By Mayor Michael A. Nutter
In recent weeks, I’ve gone to churches and synagogues, barber shops and beauty salons, diners and civic associations to gain insight from Philadelphians into the Great Recession and its devastating impact on our city’s families.
You can never go wrong when you reach out to Philadelphians because they tell it like it is. They’ve told me tearful stories of lost jobs and lost homes. They worry that vital city services may be taken away, making their children less safe. They’ve revealed their growing frustration with making ends meet, stretching their grocery budgets and juggling essential monthly bills. For many, the future is no longer a time to be hoped for.
These visits to assess the fiscal health of people are not without purpose. They’re the start of on a new compact between Philadelphians and their mayor. My administration is determined to gather community input on the dire budget choices facing this city. Never before has an administration reached out to the public so early in the budget process.
Last year in 8 town hall meetings, I heard loud and clear the displeasure of some Philadelphians as we closed a billion-dollar budget gap. Sadly, the recession has only deepened and the cost to city government is a second billion-dollar gap that must be closed in the next budget and Five-Year Plan.
To secure our city’s future, we must make some very tough choices that preserve our smartest investments of your hard-earned tax dollars. And frankly, there is no avoiding that we face a depth of sacrifice not seen since the 1940s.
Good citizens pay their taxes, vote and express themselves when they believe their government has gone off course. But true civic engagement doesn’t end there. You have to participate in the process if you want to influence the outcome. Nobody ever scored a touchdown sitting on the sidelines.
But to be actively engaged, you need information. That’s particularly true of decisions involving a far-reaching $4 billion annual city budget that involves every aspect of life in our city.
In the coming days, we’re offering two kinds of events that should be on every Philadelphians’ schedule:
On Feb. 12, 17 and 18, I will host televised Phillystat meetings with my senior staffers, focused on the heart of the city budget – from public safety to job creation. I’ll be asking tough questions about their ideas for closing our budget gap. Should we close a library or reduce hours? Do we minimize the reductions in the police department but dramatically cut back on street resurfacing? Do we shut fire companies or raise taxes? These important meetings will air after the meetings on Channel 64 at 7 p.m. and 10 p.m.
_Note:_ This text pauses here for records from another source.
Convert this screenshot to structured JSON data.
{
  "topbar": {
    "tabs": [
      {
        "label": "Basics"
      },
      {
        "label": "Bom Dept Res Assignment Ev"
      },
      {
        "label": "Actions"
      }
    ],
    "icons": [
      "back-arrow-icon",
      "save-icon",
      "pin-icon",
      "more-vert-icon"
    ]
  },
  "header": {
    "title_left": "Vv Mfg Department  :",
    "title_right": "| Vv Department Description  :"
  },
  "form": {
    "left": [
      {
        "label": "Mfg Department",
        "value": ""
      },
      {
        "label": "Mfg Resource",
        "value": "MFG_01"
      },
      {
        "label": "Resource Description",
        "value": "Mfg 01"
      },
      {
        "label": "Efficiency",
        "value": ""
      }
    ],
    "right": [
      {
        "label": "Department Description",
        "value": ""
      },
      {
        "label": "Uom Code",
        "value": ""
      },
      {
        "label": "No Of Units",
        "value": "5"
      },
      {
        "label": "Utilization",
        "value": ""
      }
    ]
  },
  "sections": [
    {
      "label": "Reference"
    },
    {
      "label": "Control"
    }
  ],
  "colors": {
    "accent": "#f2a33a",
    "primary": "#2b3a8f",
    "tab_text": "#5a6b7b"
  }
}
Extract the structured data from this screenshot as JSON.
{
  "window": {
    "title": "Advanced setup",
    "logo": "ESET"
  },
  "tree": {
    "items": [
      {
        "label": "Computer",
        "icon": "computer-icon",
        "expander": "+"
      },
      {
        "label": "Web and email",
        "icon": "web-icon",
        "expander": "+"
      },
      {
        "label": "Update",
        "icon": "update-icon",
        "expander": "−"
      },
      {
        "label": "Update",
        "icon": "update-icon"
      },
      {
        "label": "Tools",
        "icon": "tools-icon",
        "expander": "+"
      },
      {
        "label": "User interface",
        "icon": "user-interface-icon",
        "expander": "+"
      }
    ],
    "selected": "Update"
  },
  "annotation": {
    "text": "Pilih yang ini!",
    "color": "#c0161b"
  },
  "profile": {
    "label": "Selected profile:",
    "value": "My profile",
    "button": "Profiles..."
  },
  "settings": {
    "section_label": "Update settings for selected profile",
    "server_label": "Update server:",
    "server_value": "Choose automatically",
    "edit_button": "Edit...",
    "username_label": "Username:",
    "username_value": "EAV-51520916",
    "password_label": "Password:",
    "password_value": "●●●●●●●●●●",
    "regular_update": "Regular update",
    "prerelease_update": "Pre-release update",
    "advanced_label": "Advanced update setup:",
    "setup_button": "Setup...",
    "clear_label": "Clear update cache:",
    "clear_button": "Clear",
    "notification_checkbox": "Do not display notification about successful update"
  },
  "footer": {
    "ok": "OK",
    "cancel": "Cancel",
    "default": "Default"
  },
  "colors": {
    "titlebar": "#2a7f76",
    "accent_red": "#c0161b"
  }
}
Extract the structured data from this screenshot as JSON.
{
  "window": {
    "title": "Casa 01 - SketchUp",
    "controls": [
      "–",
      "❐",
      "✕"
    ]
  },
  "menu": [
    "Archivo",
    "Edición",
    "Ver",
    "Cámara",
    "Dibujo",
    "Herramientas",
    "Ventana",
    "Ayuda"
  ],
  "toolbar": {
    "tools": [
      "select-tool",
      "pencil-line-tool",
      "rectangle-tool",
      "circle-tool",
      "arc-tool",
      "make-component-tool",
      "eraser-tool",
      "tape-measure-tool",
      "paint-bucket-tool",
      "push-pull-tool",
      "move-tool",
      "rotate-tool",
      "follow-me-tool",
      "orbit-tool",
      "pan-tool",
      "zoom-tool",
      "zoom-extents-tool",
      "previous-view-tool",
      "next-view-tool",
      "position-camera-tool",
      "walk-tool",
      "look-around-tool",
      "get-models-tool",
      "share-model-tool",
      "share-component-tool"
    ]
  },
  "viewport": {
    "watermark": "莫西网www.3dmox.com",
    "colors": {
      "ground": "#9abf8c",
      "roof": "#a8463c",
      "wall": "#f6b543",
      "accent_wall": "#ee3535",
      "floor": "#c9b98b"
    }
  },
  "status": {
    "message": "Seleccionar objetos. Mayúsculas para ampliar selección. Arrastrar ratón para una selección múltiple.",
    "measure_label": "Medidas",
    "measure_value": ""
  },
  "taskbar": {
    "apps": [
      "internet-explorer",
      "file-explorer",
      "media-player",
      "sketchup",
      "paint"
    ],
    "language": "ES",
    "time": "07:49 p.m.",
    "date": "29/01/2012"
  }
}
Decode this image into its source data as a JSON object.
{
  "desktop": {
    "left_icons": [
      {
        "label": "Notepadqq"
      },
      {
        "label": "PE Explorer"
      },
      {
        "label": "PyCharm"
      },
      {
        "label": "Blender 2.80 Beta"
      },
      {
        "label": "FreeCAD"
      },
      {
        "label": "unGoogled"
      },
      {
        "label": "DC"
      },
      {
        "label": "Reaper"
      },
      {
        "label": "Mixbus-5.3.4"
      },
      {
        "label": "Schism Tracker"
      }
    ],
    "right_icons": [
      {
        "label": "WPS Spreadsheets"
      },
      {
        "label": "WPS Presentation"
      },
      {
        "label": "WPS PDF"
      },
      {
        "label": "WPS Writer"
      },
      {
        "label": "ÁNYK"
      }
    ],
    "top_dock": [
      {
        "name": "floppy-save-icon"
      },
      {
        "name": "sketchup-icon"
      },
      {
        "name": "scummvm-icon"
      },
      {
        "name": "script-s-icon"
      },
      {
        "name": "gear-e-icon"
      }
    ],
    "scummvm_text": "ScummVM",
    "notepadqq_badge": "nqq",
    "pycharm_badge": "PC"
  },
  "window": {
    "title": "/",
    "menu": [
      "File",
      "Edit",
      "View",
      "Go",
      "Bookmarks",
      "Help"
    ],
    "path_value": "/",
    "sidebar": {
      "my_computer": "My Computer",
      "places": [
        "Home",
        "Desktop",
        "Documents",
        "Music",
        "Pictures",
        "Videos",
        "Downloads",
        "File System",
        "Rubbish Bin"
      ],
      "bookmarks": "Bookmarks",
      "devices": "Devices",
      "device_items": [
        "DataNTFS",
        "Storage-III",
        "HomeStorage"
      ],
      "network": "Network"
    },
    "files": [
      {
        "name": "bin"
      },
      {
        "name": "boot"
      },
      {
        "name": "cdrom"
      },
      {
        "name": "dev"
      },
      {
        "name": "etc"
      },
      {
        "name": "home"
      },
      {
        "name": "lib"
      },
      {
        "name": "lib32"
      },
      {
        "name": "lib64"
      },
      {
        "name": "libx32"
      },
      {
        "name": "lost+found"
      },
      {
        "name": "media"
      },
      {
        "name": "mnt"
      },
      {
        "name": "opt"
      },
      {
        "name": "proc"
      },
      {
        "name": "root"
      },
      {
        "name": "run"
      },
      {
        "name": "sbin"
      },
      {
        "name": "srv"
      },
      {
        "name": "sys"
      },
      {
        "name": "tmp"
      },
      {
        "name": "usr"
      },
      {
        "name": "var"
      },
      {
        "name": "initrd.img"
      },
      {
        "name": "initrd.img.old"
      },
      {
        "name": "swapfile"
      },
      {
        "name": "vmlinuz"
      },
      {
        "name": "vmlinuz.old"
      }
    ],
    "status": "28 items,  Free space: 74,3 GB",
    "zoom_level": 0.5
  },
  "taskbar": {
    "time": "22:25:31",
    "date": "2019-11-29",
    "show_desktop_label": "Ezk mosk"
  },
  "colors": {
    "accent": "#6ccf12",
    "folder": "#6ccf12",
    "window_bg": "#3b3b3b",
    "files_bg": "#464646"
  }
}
And then on Feb. 12, 18, 19 and 23, Philadelphians can come together to use the data my budget team has developed to make the hard choices in community budget workshops. Participants will have to balance not just one or two interests but the hundreds that confront city government every day. Their choices will become valuable data for me and my staff as we put together a budget proposal that I will deliver to City Council on March 19.
As we struggle together to rebalance the city’s income and expenditures, I will be relying on our city’s greatest asset – the people of Philadelphia. In the coming months and years, we all face major sacrifices, but I also believe this process will bring us closer together.
A year ago, I called on Philadelphians to give back to their communities, to volunteer in Town Watch, at our libraries and schools, at our rec centers and other neighborhood programs. More than ever we’ll need Philadelphians to volunteer their time – first by participating in the most important budget process in memory and then by giving your time and energy to the city we all love.
In a year or maybe two, we will work our way out of this national economic crisis. I don’t yet know what our budget plan will be, but I promise that your mayor, the guy from West Philly who studied at the Cobbs Creek branch library, who played at the Sherwood Rec Center and who ran around Black Oak Park, who loves the only city he’s ever lived in, will be looking out for you.
We’ll be a stronger city because we’re a city of caring people who have turned to each other in warm embrace, rolled up our sleeves and taken care of our business. So, come on Philadelphia, let’s work together.